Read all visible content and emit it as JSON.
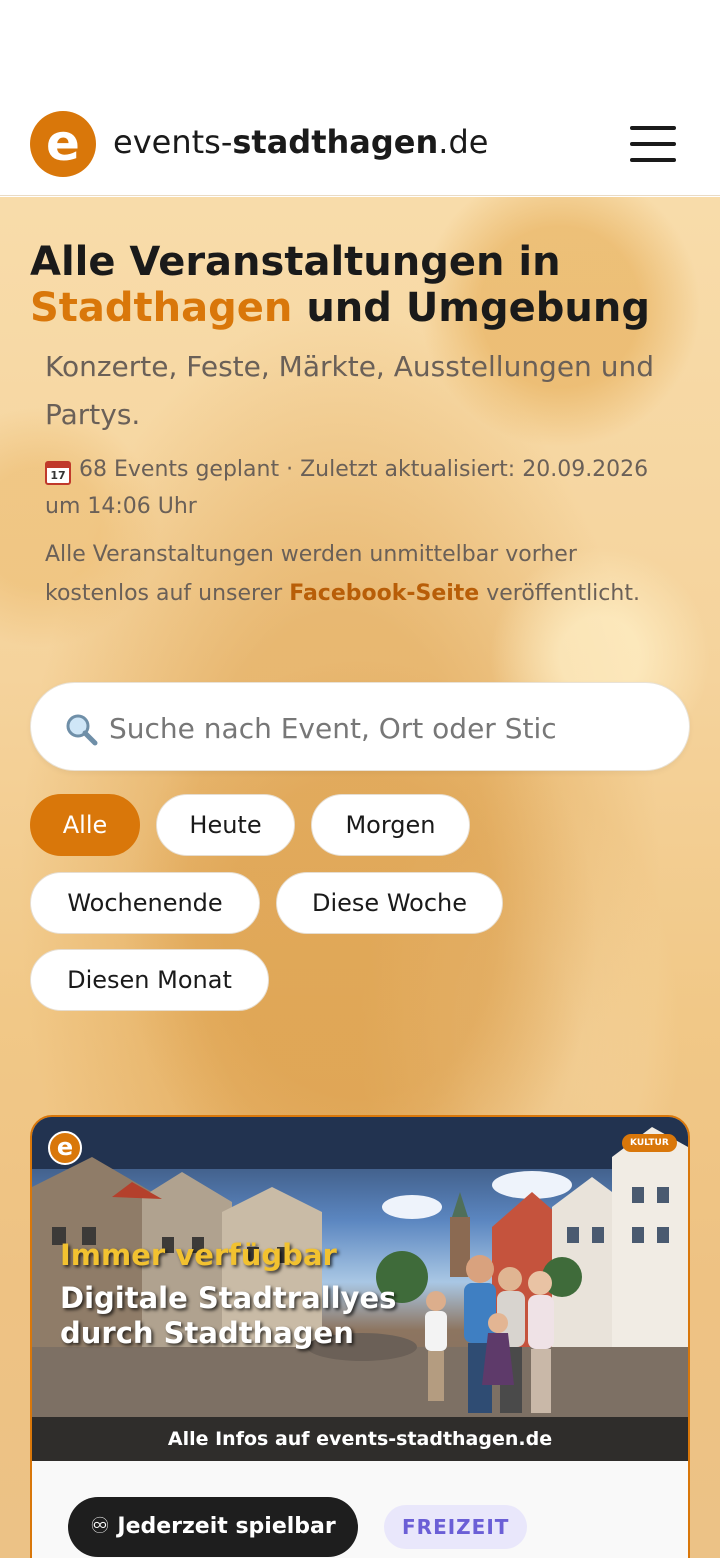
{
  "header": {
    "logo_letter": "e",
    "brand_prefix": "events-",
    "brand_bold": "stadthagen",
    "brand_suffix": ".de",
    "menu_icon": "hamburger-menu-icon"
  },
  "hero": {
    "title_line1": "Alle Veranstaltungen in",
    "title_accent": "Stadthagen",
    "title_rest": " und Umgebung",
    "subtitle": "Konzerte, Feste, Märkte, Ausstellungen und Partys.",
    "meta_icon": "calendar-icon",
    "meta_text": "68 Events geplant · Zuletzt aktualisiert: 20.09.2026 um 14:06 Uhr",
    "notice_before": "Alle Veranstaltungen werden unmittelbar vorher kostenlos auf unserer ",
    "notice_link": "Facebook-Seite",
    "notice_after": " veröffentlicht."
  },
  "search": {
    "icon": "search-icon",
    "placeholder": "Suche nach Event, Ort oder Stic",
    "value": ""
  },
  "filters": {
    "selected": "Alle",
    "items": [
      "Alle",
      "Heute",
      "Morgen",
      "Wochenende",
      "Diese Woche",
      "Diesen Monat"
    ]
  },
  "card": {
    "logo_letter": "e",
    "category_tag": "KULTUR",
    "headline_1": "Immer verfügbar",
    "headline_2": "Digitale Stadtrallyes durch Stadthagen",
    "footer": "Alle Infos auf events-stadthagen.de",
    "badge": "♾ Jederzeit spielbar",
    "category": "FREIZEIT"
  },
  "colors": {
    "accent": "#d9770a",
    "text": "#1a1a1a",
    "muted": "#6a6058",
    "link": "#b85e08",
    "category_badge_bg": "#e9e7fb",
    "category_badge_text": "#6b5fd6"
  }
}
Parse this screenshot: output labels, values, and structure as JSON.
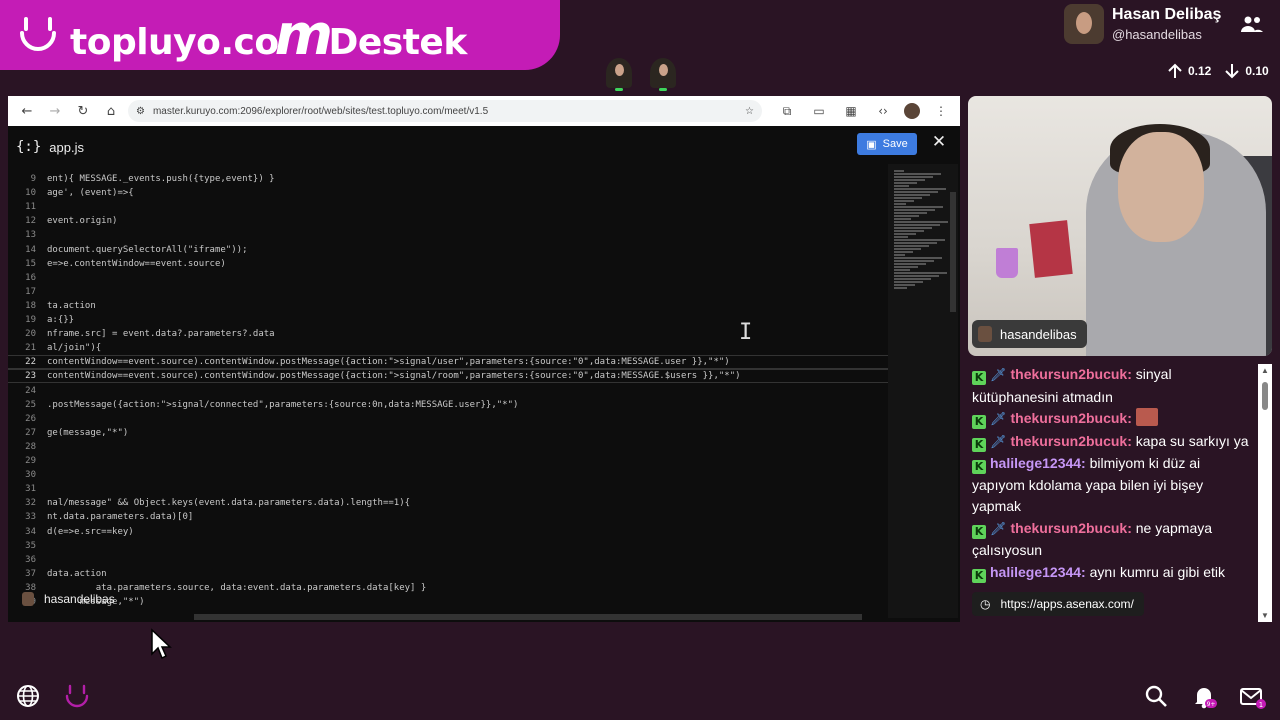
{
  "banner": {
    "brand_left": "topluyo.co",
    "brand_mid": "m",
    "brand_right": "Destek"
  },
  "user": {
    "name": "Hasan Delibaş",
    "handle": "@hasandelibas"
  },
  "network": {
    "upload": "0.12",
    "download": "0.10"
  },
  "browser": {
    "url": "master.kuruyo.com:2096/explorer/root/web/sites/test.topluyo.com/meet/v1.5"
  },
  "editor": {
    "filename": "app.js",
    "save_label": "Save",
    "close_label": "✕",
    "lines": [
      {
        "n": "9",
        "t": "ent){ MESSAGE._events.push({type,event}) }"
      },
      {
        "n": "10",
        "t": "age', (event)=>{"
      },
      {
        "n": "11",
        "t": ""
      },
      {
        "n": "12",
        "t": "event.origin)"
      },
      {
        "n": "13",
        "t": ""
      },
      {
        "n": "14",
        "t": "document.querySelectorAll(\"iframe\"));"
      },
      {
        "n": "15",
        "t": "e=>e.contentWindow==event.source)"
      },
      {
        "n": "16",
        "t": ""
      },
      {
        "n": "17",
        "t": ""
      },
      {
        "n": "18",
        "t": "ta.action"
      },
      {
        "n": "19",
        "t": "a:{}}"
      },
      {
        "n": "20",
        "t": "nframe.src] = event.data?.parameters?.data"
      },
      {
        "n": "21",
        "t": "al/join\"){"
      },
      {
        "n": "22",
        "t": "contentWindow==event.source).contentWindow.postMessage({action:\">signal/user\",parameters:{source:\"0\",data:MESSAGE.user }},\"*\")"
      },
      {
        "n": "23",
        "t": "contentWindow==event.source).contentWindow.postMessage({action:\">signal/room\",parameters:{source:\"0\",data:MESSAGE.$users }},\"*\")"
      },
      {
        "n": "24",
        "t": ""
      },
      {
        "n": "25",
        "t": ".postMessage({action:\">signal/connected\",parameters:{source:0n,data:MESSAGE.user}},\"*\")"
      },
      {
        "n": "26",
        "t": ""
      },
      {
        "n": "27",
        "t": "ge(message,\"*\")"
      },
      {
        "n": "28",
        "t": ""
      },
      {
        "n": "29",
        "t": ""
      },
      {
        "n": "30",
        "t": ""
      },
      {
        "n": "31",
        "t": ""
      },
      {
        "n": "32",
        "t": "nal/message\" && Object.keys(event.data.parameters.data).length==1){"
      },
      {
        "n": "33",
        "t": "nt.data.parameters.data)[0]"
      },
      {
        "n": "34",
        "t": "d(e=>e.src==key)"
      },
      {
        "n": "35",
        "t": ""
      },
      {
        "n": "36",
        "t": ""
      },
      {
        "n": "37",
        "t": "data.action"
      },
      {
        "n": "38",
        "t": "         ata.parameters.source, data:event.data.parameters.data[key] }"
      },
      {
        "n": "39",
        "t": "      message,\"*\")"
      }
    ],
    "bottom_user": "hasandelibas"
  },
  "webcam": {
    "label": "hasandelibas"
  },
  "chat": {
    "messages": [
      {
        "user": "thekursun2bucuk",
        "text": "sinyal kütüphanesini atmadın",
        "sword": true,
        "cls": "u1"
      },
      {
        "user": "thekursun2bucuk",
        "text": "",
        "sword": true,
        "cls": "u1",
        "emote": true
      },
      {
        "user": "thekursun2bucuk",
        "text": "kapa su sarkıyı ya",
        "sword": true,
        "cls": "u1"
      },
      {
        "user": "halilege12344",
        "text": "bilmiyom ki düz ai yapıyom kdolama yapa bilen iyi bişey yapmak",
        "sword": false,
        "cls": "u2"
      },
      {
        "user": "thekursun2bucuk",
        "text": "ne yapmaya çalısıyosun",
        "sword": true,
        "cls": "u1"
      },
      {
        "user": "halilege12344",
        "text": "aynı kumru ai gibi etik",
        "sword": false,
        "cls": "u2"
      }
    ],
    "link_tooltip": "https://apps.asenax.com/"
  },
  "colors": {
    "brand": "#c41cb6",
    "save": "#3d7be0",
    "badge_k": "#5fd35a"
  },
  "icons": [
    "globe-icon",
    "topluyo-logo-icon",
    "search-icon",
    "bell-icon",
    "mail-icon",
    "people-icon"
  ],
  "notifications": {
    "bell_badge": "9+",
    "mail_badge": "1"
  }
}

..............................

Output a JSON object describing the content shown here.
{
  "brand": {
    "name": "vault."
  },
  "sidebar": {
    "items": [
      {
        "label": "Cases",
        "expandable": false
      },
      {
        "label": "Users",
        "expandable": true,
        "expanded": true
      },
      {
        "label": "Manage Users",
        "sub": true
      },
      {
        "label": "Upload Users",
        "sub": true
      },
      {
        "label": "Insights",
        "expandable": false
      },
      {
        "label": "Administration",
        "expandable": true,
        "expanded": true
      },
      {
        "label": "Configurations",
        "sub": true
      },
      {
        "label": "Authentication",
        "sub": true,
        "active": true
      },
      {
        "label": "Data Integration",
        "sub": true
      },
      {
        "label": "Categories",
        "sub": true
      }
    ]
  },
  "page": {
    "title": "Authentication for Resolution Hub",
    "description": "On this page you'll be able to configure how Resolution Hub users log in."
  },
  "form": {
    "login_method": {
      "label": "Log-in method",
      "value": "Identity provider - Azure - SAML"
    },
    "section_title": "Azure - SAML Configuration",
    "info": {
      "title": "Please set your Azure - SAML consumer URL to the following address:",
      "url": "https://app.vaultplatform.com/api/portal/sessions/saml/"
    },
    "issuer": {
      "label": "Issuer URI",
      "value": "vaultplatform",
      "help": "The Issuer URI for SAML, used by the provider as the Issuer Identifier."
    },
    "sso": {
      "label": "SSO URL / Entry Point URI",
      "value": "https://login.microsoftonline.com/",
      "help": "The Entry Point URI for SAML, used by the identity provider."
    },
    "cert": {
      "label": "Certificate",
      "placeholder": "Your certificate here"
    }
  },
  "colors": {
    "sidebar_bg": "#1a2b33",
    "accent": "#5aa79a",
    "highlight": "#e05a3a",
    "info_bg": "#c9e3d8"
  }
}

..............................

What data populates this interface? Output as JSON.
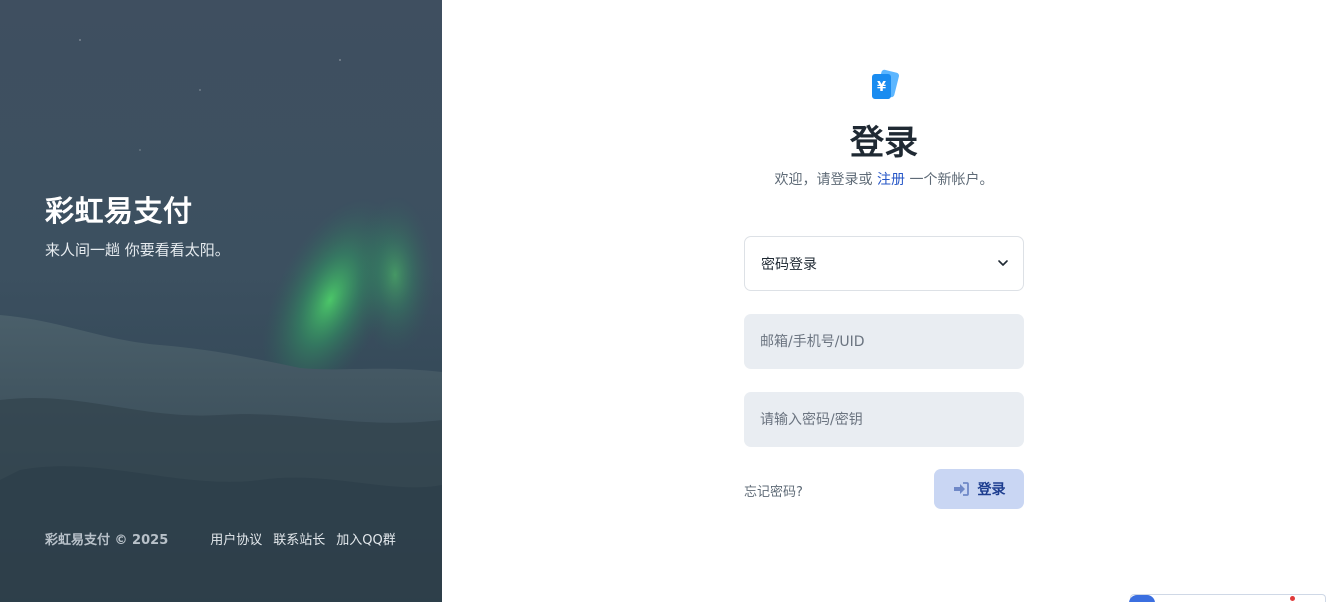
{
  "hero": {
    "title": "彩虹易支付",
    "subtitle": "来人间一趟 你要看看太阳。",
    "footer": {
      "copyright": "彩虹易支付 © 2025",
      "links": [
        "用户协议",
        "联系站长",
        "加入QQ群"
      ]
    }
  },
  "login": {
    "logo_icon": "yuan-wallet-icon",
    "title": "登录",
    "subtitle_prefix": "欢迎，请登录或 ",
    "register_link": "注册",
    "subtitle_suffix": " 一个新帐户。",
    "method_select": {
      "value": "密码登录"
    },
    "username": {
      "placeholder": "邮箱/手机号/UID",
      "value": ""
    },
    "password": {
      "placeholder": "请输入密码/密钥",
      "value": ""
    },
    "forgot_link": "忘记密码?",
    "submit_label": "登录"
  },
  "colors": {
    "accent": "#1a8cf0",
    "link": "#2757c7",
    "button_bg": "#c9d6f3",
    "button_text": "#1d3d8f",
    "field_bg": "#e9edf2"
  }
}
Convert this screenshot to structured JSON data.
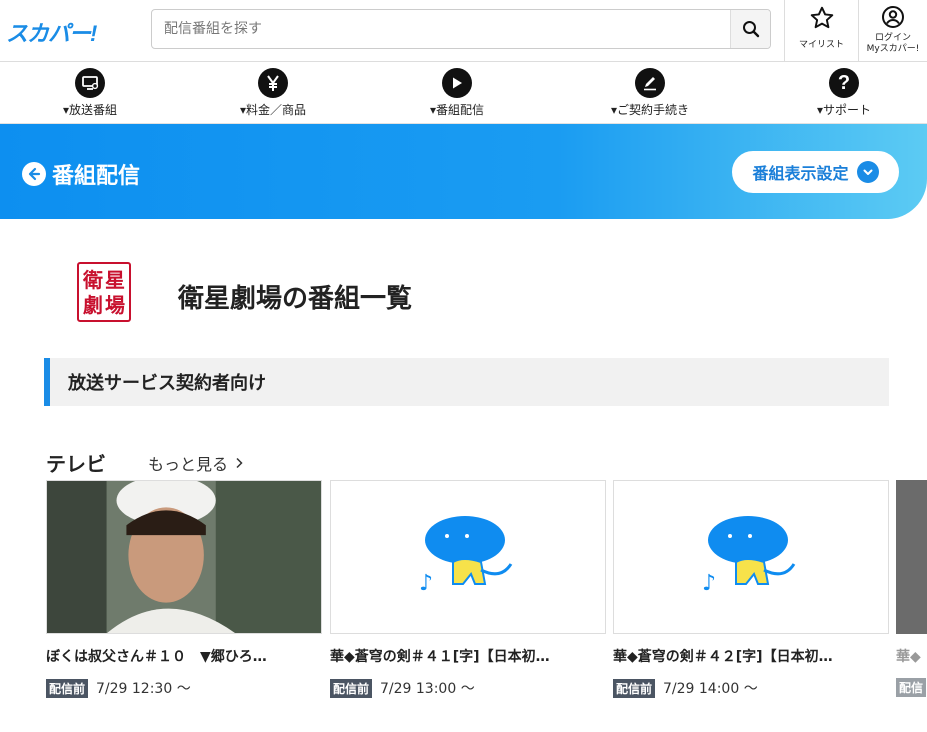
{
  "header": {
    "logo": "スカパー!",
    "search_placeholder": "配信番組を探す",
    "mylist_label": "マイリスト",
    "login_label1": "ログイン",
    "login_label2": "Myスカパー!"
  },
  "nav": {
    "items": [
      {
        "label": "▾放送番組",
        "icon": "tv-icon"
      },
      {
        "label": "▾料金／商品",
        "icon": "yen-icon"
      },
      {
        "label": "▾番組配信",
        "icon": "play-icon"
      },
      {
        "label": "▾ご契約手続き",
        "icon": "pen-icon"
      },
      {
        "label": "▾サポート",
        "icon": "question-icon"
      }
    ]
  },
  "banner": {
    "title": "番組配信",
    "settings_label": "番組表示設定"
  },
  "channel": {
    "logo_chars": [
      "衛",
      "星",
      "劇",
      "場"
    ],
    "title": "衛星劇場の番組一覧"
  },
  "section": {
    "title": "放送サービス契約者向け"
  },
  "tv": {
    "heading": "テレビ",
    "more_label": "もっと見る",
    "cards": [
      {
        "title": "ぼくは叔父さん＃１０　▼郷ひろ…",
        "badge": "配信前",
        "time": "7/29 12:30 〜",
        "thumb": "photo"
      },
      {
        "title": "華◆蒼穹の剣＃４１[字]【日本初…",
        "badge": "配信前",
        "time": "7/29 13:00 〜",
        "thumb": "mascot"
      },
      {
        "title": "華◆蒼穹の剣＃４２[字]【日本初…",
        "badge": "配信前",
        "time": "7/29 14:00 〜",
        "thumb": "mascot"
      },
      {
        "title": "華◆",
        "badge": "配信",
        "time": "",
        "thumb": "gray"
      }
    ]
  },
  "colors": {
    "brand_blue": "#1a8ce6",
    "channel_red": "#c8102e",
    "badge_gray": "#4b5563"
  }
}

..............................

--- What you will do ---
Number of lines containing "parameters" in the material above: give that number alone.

--- Output of the exercise ---
7